TASK STATEMENT: Supply the number of lines in the listing below in which the word "title" occurs, and nothing else.

★ ★ ★ ★

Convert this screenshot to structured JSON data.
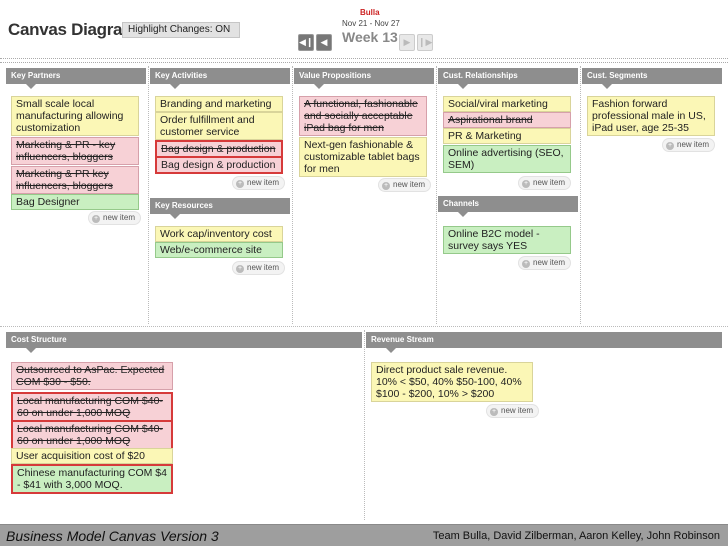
{
  "header": {
    "title": "Canvas Diagram",
    "highlight_toggle": "Highlight Changes: ON",
    "team_name": "Bulla",
    "date_range": "Nov 21 - Nov 27",
    "week": "Week 13"
  },
  "nav": {
    "first": "◀❙",
    "prev": "◀",
    "next": "▶",
    "last": "❙▶"
  },
  "new_item_label": "new item",
  "sections": {
    "key_partners": {
      "title": "Key Partners",
      "items": [
        "Small scale local manufacturing allowing customization",
        "Marketing & PR - key influencers, bloggers",
        "Marketing & PR key influencers, bloggers",
        "Bag Designer"
      ]
    },
    "key_activities": {
      "title": "Key Activities",
      "items": [
        "Branding and marketing",
        "Order fulfillment and customer service",
        "Bag design & production",
        "Bag design & production"
      ]
    },
    "key_resources": {
      "title": "Key Resources",
      "items": [
        "Work cap/inventory cost",
        "Web/e-commerce site"
      ]
    },
    "value_propositions": {
      "title": "Value Propositions",
      "items": [
        "A functional, fashionable and socially acceptable iPad bag for men",
        "Next-gen fashionable & customizable tablet bags for men"
      ]
    },
    "cust_relationships": {
      "title": "Cust. Relationships",
      "items": [
        "Social/viral marketing",
        "Aspirational brand",
        "PR & Marketing",
        "Online advertising (SEO, SEM)"
      ]
    },
    "channels": {
      "title": "Channels",
      "items": [
        "Online B2C model - survey says YES"
      ]
    },
    "cust_segments": {
      "title": "Cust. Segments",
      "items": [
        "Fashion forward professional male in US, iPad user, age 25-35"
      ]
    },
    "cost_structure": {
      "title": "Cost Structure",
      "items": [
        "Outsourced to AsPac. Expected COM $30 - $50.",
        "Local manufacturing COM $40-60 on under 1,000 MOQ",
        "Local manufacturing COM $40-60 on under 1,000 MOQ",
        "User acquisition cost of $20",
        "Chinese manufacturing COM $4 - $41 with 3,000 MOQ."
      ]
    },
    "revenue_stream": {
      "title": "Revenue Stream",
      "items": [
        "Direct product sale revenue. 10% < $50, 40% $50-100, 40% $100 - $200, 10% > $200"
      ]
    }
  },
  "footer": {
    "left": "Business Model Canvas Version 3",
    "right": "Team Bulla,  David Zilberman, Aaron Kelley, John Robinson"
  },
  "colors": {
    "yellow_note": "#fbf7b6",
    "red_note": "#f7d1d6",
    "green_note": "#c9efc1",
    "outline": "#d63a3a",
    "section_header": "#8e8e8e",
    "footer": "#9e9e9e"
  }
}
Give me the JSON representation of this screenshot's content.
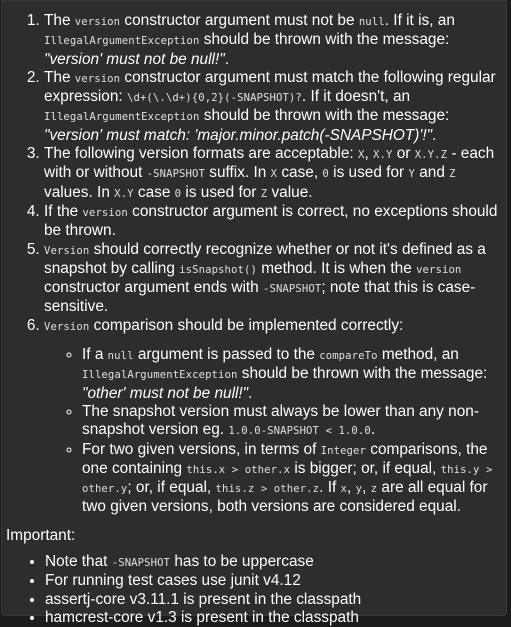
{
  "requirements": [
    {
      "segments": [
        {
          "t": "text",
          "v": "The "
        },
        {
          "t": "code",
          "v": "version"
        },
        {
          "t": "text",
          "v": " constructor argument must not be "
        },
        {
          "t": "code",
          "v": "null"
        },
        {
          "t": "text",
          "v": ". If it is, an "
        },
        {
          "t": "code",
          "v": "IllegalArgumentException"
        },
        {
          "t": "text",
          "v": " should be thrown with the message: "
        },
        {
          "t": "em",
          "v": "\"version' must not be null!\""
        },
        {
          "t": "text",
          "v": "."
        }
      ]
    },
    {
      "segments": [
        {
          "t": "text",
          "v": "The "
        },
        {
          "t": "code",
          "v": "version"
        },
        {
          "t": "text",
          "v": " constructor argument must match the following regular expression: "
        },
        {
          "t": "code",
          "v": "\\d+(\\.\\d+){0,2}(-SNAPSHOT)?"
        },
        {
          "t": "text",
          "v": ". If it doesn't, an "
        },
        {
          "t": "code",
          "v": "IllegalArgumentException"
        },
        {
          "t": "text",
          "v": " should be thrown with the message: "
        },
        {
          "t": "em",
          "v": "\"version' must match: 'major.minor.patch(-SNAPSHOT)'!\""
        },
        {
          "t": "text",
          "v": "."
        }
      ]
    },
    {
      "segments": [
        {
          "t": "text",
          "v": "The following version formats are acceptable: "
        },
        {
          "t": "code",
          "v": "X"
        },
        {
          "t": "text",
          "v": ", "
        },
        {
          "t": "code",
          "v": "X.Y"
        },
        {
          "t": "text",
          "v": " or "
        },
        {
          "t": "code",
          "v": "X.Y.Z"
        },
        {
          "t": "text",
          "v": " - each with or without "
        },
        {
          "t": "code",
          "v": "-SNAPSHOT"
        },
        {
          "t": "text",
          "v": " suffix. In "
        },
        {
          "t": "code",
          "v": "X"
        },
        {
          "t": "text",
          "v": " case, "
        },
        {
          "t": "code",
          "v": "0"
        },
        {
          "t": "text",
          "v": " is used for "
        },
        {
          "t": "code",
          "v": "Y"
        },
        {
          "t": "text",
          "v": " and "
        },
        {
          "t": "code",
          "v": "Z"
        },
        {
          "t": "text",
          "v": " values. In "
        },
        {
          "t": "code",
          "v": "X.Y"
        },
        {
          "t": "text",
          "v": " case "
        },
        {
          "t": "code",
          "v": "0"
        },
        {
          "t": "text",
          "v": " is used for "
        },
        {
          "t": "code",
          "v": "Z"
        },
        {
          "t": "text",
          "v": " value."
        }
      ]
    },
    {
      "segments": [
        {
          "t": "text",
          "v": "If the "
        },
        {
          "t": "code",
          "v": "version"
        },
        {
          "t": "text",
          "v": " constructor argument is correct, no exceptions should be thrown."
        }
      ]
    },
    {
      "segments": [
        {
          "t": "code",
          "v": "Version"
        },
        {
          "t": "text",
          "v": " should correctly recognize whether or not it's defined as a snapshot by calling "
        },
        {
          "t": "code",
          "v": "isSnapshot()"
        },
        {
          "t": "text",
          "v": " method. It is when the "
        },
        {
          "t": "code",
          "v": "version"
        },
        {
          "t": "text",
          "v": " constructor argument ends with "
        },
        {
          "t": "code",
          "v": "-SNAPSHOT"
        },
        {
          "t": "text",
          "v": "; note that this is case-sensitive."
        }
      ]
    },
    {
      "segments": [
        {
          "t": "code",
          "v": "Version"
        },
        {
          "t": "text",
          "v": " comparison should be implemented correctly:"
        }
      ],
      "sub": [
        [
          {
            "t": "text",
            "v": "If a "
          },
          {
            "t": "code",
            "v": "null"
          },
          {
            "t": "text",
            "v": " argument is passed to the "
          },
          {
            "t": "code",
            "v": "compareTo"
          },
          {
            "t": "text",
            "v": " method, an "
          },
          {
            "t": "code",
            "v": "IllegalArgumentException"
          },
          {
            "t": "text",
            "v": " should be thrown with the message: "
          },
          {
            "t": "em",
            "v": "\"other' must not be null!\""
          },
          {
            "t": "text",
            "v": "."
          }
        ],
        [
          {
            "t": "text",
            "v": "The snapshot version must always be lower than any non-snapshot version eg. "
          },
          {
            "t": "code",
            "v": "1.0.0-SNAPSHOT < 1.0.0"
          },
          {
            "t": "text",
            "v": "."
          }
        ],
        [
          {
            "t": "text",
            "v": "For two given versions, in terms of "
          },
          {
            "t": "code",
            "v": "Integer"
          },
          {
            "t": "text",
            "v": " comparisons, the one containing "
          },
          {
            "t": "code",
            "v": "this.x > other.x"
          },
          {
            "t": "text",
            "v": " is bigger; or, if equal, "
          },
          {
            "t": "code",
            "v": "this.y > other.y"
          },
          {
            "t": "text",
            "v": "; or, if equal, "
          },
          {
            "t": "code",
            "v": "this.z > other.z"
          },
          {
            "t": "text",
            "v": ". If "
          },
          {
            "t": "code",
            "v": "x"
          },
          {
            "t": "text",
            "v": ", "
          },
          {
            "t": "code",
            "v": "y"
          },
          {
            "t": "text",
            "v": ", "
          },
          {
            "t": "code",
            "v": "z"
          },
          {
            "t": "text",
            "v": " are all equal for two given versions, both versions are considered equal."
          }
        ]
      ]
    }
  ],
  "important": {
    "heading": "Important:",
    "items": [
      [
        {
          "t": "text",
          "v": "Note that "
        },
        {
          "t": "code",
          "v": "-SNAPSHOT"
        },
        {
          "t": "text",
          "v": " has to be uppercase"
        }
      ],
      [
        {
          "t": "text",
          "v": "For running test cases use junit v4.12"
        }
      ],
      [
        {
          "t": "text",
          "v": "assertj-core v3.11.1 is present in the classpath"
        }
      ],
      [
        {
          "t": "text",
          "v": "hamcrest-core v1.3 is present in the classpath"
        }
      ]
    ]
  }
}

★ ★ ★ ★

SOLUTION: 10